Directions for this task: Character for character, write out the data below.
* * * * *
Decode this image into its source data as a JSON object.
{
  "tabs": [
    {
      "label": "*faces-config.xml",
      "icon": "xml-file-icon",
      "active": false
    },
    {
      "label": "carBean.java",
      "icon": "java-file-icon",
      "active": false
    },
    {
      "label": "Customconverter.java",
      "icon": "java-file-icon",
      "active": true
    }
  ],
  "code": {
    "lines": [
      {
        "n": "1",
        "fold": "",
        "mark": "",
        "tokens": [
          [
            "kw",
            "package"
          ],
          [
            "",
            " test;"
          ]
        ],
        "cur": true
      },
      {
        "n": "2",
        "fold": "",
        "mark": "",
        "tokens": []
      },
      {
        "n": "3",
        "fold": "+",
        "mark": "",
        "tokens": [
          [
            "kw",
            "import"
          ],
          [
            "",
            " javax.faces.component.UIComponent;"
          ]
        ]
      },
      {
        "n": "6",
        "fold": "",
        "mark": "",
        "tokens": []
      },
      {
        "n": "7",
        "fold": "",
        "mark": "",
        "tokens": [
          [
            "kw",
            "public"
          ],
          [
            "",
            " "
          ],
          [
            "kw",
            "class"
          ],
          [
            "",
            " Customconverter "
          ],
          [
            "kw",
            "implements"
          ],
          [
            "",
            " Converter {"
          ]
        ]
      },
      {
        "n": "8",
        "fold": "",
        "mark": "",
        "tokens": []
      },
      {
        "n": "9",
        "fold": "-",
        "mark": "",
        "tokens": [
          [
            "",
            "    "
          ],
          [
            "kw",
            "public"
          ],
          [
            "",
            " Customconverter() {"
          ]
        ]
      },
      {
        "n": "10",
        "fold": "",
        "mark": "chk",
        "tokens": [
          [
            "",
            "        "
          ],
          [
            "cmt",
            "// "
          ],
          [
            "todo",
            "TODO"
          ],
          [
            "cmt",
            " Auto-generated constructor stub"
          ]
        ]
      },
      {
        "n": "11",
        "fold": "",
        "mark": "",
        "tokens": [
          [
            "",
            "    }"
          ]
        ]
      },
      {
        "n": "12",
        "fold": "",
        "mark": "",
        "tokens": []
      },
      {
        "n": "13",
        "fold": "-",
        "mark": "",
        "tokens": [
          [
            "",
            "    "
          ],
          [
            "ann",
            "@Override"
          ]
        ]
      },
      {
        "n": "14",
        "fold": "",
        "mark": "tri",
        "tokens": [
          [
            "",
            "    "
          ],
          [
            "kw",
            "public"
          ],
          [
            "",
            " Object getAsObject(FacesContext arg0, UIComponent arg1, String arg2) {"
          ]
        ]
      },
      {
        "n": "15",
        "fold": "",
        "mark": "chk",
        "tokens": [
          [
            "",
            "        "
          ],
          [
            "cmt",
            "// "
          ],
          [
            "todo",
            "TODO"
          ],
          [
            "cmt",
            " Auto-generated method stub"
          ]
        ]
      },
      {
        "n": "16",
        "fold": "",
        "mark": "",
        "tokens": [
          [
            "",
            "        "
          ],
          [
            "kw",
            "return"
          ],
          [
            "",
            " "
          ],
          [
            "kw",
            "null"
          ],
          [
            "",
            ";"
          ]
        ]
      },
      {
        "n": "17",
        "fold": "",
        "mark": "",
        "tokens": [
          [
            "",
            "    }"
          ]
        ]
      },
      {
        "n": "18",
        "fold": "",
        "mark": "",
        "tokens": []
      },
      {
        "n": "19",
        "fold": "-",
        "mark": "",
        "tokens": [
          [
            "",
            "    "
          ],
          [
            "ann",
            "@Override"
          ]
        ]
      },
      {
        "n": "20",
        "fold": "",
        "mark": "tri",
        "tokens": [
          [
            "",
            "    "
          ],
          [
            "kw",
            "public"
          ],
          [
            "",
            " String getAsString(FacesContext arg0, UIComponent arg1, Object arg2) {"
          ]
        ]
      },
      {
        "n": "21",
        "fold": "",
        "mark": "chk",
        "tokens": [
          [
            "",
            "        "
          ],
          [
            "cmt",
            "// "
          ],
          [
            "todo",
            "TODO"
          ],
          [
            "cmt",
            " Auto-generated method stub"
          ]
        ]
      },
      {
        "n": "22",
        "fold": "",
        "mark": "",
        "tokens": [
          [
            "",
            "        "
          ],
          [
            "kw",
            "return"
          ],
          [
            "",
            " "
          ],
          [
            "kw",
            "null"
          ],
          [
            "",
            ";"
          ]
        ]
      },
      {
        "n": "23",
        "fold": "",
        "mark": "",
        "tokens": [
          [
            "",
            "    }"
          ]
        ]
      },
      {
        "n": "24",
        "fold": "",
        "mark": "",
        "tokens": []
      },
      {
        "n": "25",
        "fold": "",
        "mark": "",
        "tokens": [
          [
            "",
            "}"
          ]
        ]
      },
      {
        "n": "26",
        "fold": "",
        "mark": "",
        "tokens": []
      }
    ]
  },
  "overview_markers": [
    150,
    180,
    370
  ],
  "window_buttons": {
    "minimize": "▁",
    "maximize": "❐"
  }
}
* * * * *
Written solution:
Decode this image into its source data as a JSON object.
{
  "tabs": [
    {
      "label": "*faces-config.xml",
      "icon": "xml-file-icon",
      "active": false
    },
    {
      "label": "carBean.java",
      "icon": "java-file-icon",
      "active": false
    },
    {
      "label": "Customconverter.java",
      "icon": "java-file-icon",
      "active": true
    }
  ],
  "code": {
    "lines": [
      {
        "n": "1",
        "fold": "",
        "mark": "",
        "tokens": [
          [
            "kw",
            "package"
          ],
          [
            "",
            " test;"
          ]
        ],
        "cur": true
      },
      {
        "n": "2",
        "fold": "",
        "mark": "",
        "tokens": []
      },
      {
        "n": "3",
        "fold": "+",
        "mark": "",
        "tokens": [
          [
            "kw",
            "import"
          ],
          [
            "",
            " javax.faces.component.UIComponent;"
          ]
        ]
      },
      {
        "n": "6",
        "fold": "",
        "mark": "",
        "tokens": []
      },
      {
        "n": "7",
        "fold": "",
        "mark": "",
        "tokens": [
          [
            "kw",
            "public"
          ],
          [
            "",
            " "
          ],
          [
            "kw",
            "class"
          ],
          [
            "",
            " Customconverter "
          ],
          [
            "kw",
            "implements"
          ],
          [
            "",
            " Converter {"
          ]
        ]
      },
      {
        "n": "8",
        "fold": "",
        "mark": "",
        "tokens": []
      },
      {
        "n": "9",
        "fold": "-",
        "mark": "",
        "tokens": [
          [
            "",
            "    "
          ],
          [
            "kw",
            "public"
          ],
          [
            "",
            " Customconverter() {"
          ]
        ]
      },
      {
        "n": "10",
        "fold": "",
        "mark": "chk",
        "tokens": [
          [
            "",
            "        "
          ],
          [
            "cmt",
            "// "
          ],
          [
            "todo",
            "TODO"
          ],
          [
            "cmt",
            " Auto-generated constructor stub"
          ]
        ]
      },
      {
        "n": "11",
        "fold": "",
        "mark": "",
        "tokens": [
          [
            "",
            "    }"
          ]
        ]
      },
      {
        "n": "12",
        "fold": "",
        "mark": "",
        "tokens": []
      },
      {
        "n": "13",
        "fold": "-",
        "mark": "",
        "tokens": [
          [
            "",
            "    "
          ],
          [
            "ann",
            "@Override"
          ]
        ]
      },
      {
        "n": "14",
        "fold": "",
        "mark": "tri",
        "tokens": [
          [
            "",
            "    "
          ],
          [
            "kw",
            "public"
          ],
          [
            "",
            " Object getAsObject(FacesContext arg0, UIComponent arg1, String arg2) {"
          ]
        ]
      },
      {
        "n": "15",
        "fold": "",
        "mark": "chk",
        "tokens": [
          [
            "",
            "        "
          ],
          [
            "cmt",
            "// "
          ],
          [
            "todo",
            "TODO"
          ],
          [
            "cmt",
            " Auto-generated method stub"
          ]
        ]
      },
      {
        "n": "16",
        "fold": "",
        "mark": "",
        "tokens": [
          [
            "",
            "        "
          ],
          [
            "kw",
            "return"
          ],
          [
            "",
            " "
          ],
          [
            "kw",
            "null"
          ],
          [
            "",
            ";"
          ]
        ]
      },
      {
        "n": "17",
        "fold": "",
        "mark": "",
        "tokens": [
          [
            "",
            "    }"
          ]
        ]
      },
      {
        "n": "18",
        "fold": "",
        "mark": "",
        "tokens": []
      },
      {
        "n": "19",
        "fold": "-",
        "mark": "",
        "tokens": [
          [
            "",
            "    "
          ],
          [
            "ann",
            "@Override"
          ]
        ]
      },
      {
        "n": "20",
        "fold": "",
        "mark": "tri",
        "tokens": [
          [
            "",
            "    "
          ],
          [
            "kw",
            "public"
          ],
          [
            "",
            " String getAsString(FacesContext arg0, UIComponent arg1, Object arg2) {"
          ]
        ]
      },
      {
        "n": "21",
        "fold": "",
        "mark": "chk",
        "tokens": [
          [
            "",
            "        "
          ],
          [
            "cmt",
            "// "
          ],
          [
            "todo",
            "TODO"
          ],
          [
            "cmt",
            " Auto-generated method stub"
          ]
        ]
      },
      {
        "n": "22",
        "fold": "",
        "mark": "",
        "tokens": [
          [
            "",
            "        "
          ],
          [
            "kw",
            "return"
          ],
          [
            "",
            " "
          ],
          [
            "kw",
            "null"
          ],
          [
            "",
            ";"
          ]
        ]
      },
      {
        "n": "23",
        "fold": "",
        "mark": "",
        "tokens": [
          [
            "",
            "    }"
          ]
        ]
      },
      {
        "n": "24",
        "fold": "",
        "mark": "",
        "tokens": []
      },
      {
        "n": "25",
        "fold": "",
        "mark": "",
        "tokens": [
          [
            "",
            "}"
          ]
        ]
      },
      {
        "n": "26",
        "fold": "",
        "mark": "",
        "tokens": []
      }
    ]
  },
  "overview_markers": [
    150,
    180,
    370
  ],
  "window_buttons": {
    "minimize": "▁",
    "maximize": "❐"
  }
}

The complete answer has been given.